Peter: Well, I hope he would approve, but, of course, it’s very rewarding to find yourself mentioned in such illustrious company.  Writing is such a solitary activity, the occasional positive feedback, a pat on the back, makes you go quite giddy.

As I said, my writing has always been very diverse.  I’ve written everything from poetry to sit-com and I hope to continue to do so. Almost everyone who reads The Detainee says it would make a great movie – I’d love to be involved in bringing it to the screen. And that goes for Books 2 (Into the Fire) and 3 of the trilogy as well.

My favourite dystopian book, or certainly the one I enjoyed the most (though, admittedly, it was as a teenager) is probably I Am Legend by Richard Matheson, who sadly died last year.  The idea of the hero trying to kill all those who he sees as freaks, only to come to the eventual realisation that he is the freak, was a master-stoke.

Q: For readers that have already read The Detainee, what can they expect from the subsequent novels in the trilogy without spoiling for readers that have yet to read The Detainee?<>/p>

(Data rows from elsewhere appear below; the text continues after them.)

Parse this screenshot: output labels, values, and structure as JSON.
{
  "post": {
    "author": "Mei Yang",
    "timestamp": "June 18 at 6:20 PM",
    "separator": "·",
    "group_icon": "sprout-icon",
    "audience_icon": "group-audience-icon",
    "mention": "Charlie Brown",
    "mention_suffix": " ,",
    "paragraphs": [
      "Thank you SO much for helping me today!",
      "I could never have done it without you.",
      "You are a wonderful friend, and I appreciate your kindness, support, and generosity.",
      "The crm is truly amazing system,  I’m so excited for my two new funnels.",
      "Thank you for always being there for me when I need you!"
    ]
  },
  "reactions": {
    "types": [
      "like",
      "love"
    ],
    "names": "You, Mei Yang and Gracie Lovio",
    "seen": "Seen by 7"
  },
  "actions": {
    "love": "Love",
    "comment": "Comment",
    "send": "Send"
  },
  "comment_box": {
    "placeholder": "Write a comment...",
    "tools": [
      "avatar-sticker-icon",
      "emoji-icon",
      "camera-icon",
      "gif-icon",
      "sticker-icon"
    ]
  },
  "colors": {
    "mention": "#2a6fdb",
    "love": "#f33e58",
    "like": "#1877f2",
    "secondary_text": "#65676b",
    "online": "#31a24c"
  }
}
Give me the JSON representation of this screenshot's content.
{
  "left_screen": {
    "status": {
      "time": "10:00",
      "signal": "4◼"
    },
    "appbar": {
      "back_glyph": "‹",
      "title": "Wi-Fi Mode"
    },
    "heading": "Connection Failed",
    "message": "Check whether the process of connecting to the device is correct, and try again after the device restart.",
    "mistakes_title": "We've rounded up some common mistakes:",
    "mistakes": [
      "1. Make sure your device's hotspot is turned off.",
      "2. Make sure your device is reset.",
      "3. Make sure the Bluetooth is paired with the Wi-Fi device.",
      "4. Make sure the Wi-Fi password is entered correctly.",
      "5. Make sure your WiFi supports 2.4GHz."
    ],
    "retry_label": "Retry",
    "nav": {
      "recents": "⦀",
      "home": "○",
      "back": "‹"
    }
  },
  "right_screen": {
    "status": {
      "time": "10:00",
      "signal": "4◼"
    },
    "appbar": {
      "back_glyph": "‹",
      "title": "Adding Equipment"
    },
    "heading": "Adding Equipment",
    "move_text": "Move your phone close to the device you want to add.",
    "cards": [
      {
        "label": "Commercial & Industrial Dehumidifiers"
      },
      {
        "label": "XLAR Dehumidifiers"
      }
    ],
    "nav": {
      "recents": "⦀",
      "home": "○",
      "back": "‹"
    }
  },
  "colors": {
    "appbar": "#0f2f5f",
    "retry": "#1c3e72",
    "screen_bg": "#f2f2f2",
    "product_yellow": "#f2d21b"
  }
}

Peter: Well, I guess it wouldn’t be too much of a spoiler to say that what Clancy finally holds in his hands at the end of Book 1 is immediately snatched away from him in Into The Fire, that the world becomes even more hostile, and he meets a villain the likes of which he never could’ve even imagined.  Book 3 (untitled) – oh yes, Book 3 – I’m working on at the moment and all I’m prepared to say is that I’m very happy with it.

Thanks, Peter!

• • •



I’ve been writing for a long time – twenty-thirty years. From poetry, through sit-coms, to novels. I’ve had work produced on German, Australian and Brit TV, and on Brit and South African radio. What you might call, the long scenic route to where I am today. And I have to confess that there were many times when I thought I just wasn’t going to make it. In fact, I think I’d kind of come to that conclusion. But something has taken a firm grip, is dragging me along, and though it might be bumpy at times, though I might sustain the odd bruise, I think I’ve paid my dues enough to take this ride.

Contact and follow Peter at the following:
Twitter | Facebook | Goodreads

The Detainee is out now in bookstores and online from Jo Fletcher Books. Add it to Goodreads here.